--- START ---
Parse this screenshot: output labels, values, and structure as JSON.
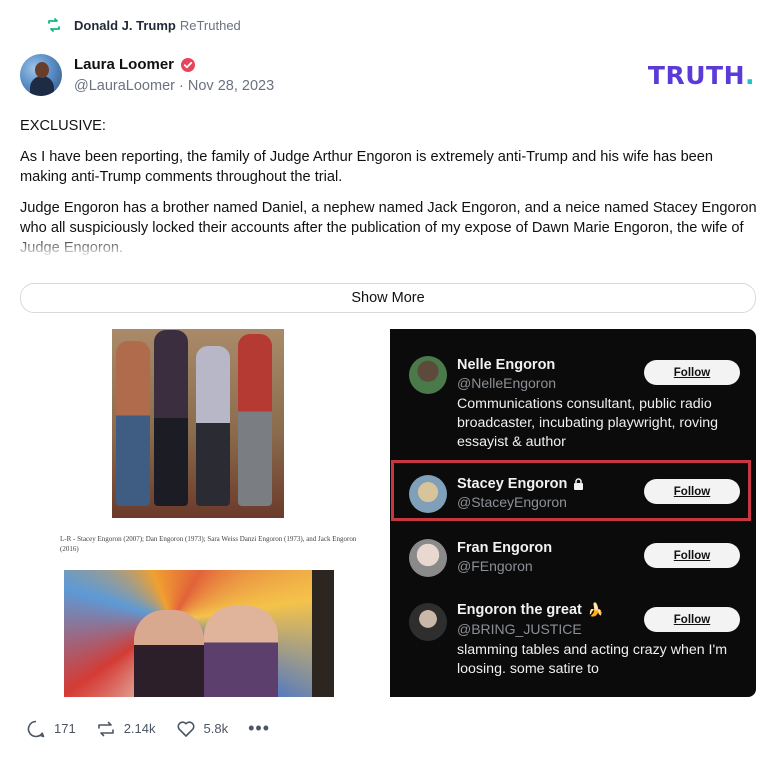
{
  "retruth": {
    "name": "Donald J. Trump",
    "suffix": "ReTruthed"
  },
  "author": {
    "display_name": "Laura Loomer",
    "handle": "@LauraLoomer",
    "date": "Nov 28, 2023"
  },
  "brand": {
    "logo_main": "TRUTH",
    "logo_dot": ".",
    "accent": "#5b3bd8",
    "dot_color": "#19c5c5"
  },
  "post": {
    "paragraphs": [
      "EXCLUSIVE:",
      "As I have been reporting, the family of Judge Arthur Engoron is extremely anti-Trump and his wife has been making anti-Trump comments throughout the trial.",
      "Judge Engoron has a brother named Daniel, a nephew named Jack Engoron, and a neice named Stacey Engoron who all suspiciously locked their accounts after the publication of my expose of Dawn Marie Engoron, the wife of Judge Engoron."
    ],
    "show_more_label": "Show More"
  },
  "media": {
    "caption": "L-R - Stacey Engoron (2007); Dan Engoron (1973); Sara Weiss Danzi Engoron (1973), and Jack Engoron (2016)",
    "accounts": [
      {
        "name": "Nelle Engoron",
        "handle": "@NelleEngoron",
        "bio": "Communications consultant, public radio broadcaster, incubating playwright, roving essayist & author",
        "follow": "Follow"
      },
      {
        "name": "Stacey Engoron",
        "handle": "@StaceyEngoron",
        "bio": "",
        "follow": "Follow",
        "locked": true
      },
      {
        "name": "Fran Engoron",
        "handle": "@FEngoron",
        "bio": "",
        "follow": "Follow"
      },
      {
        "name": "Engoron the great",
        "emoji": "🍌",
        "handle": "@BRING_JUSTICE",
        "bio": "slamming tables and acting crazy when I'm loosing. some satire to",
        "follow": "Follow"
      }
    ]
  },
  "actions": {
    "replies": "171",
    "retruths": "2.14k",
    "likes": "5.8k",
    "more": "•••"
  }
}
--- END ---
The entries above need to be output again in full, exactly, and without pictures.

Parse this screenshot: output labels, values, and structure as JSON.
{
  "retruth": {
    "name": "Donald J. Trump",
    "suffix": "ReTruthed"
  },
  "author": {
    "display_name": "Laura Loomer",
    "handle": "@LauraLoomer",
    "date": "Nov 28, 2023"
  },
  "brand": {
    "logo_main": "TRUTH",
    "logo_dot": ".",
    "accent": "#5b3bd8",
    "dot_color": "#19c5c5"
  },
  "post": {
    "paragraphs": [
      "EXCLUSIVE:",
      "As I have been reporting, the family of Judge Arthur Engoron is extremely anti-Trump and his wife has been making anti-Trump comments throughout the trial.",
      "Judge Engoron has a brother named Daniel, a nephew named Jack Engoron, and a neice named Stacey Engoron who all suspiciously locked their accounts after the publication of my expose of Dawn Marie Engoron, the wife of Judge Engoron."
    ],
    "show_more_label": "Show More"
  },
  "media": {
    "caption": "L-R - Stacey Engoron (2007); Dan Engoron (1973); Sara Weiss Danzi Engoron (1973), and Jack Engoron (2016)",
    "accounts": [
      {
        "name": "Nelle Engoron",
        "handle": "@NelleEngoron",
        "bio": "Communications consultant, public radio broadcaster, incubating playwright, roving essayist & author",
        "follow": "Follow"
      },
      {
        "name": "Stacey Engoron",
        "handle": "@StaceyEngoron",
        "bio": "",
        "follow": "Follow",
        "locked": true
      },
      {
        "name": "Fran Engoron",
        "handle": "@FEngoron",
        "bio": "",
        "follow": "Follow"
      },
      {
        "name": "Engoron the great",
        "emoji": "🍌",
        "handle": "@BRING_JUSTICE",
        "bio": "slamming tables and acting crazy when I'm loosing. some satire to",
        "follow": "Follow"
      }
    ]
  },
  "actions": {
    "replies": "171",
    "retruths": "2.14k",
    "likes": "5.8k",
    "more": "•••"
  }
}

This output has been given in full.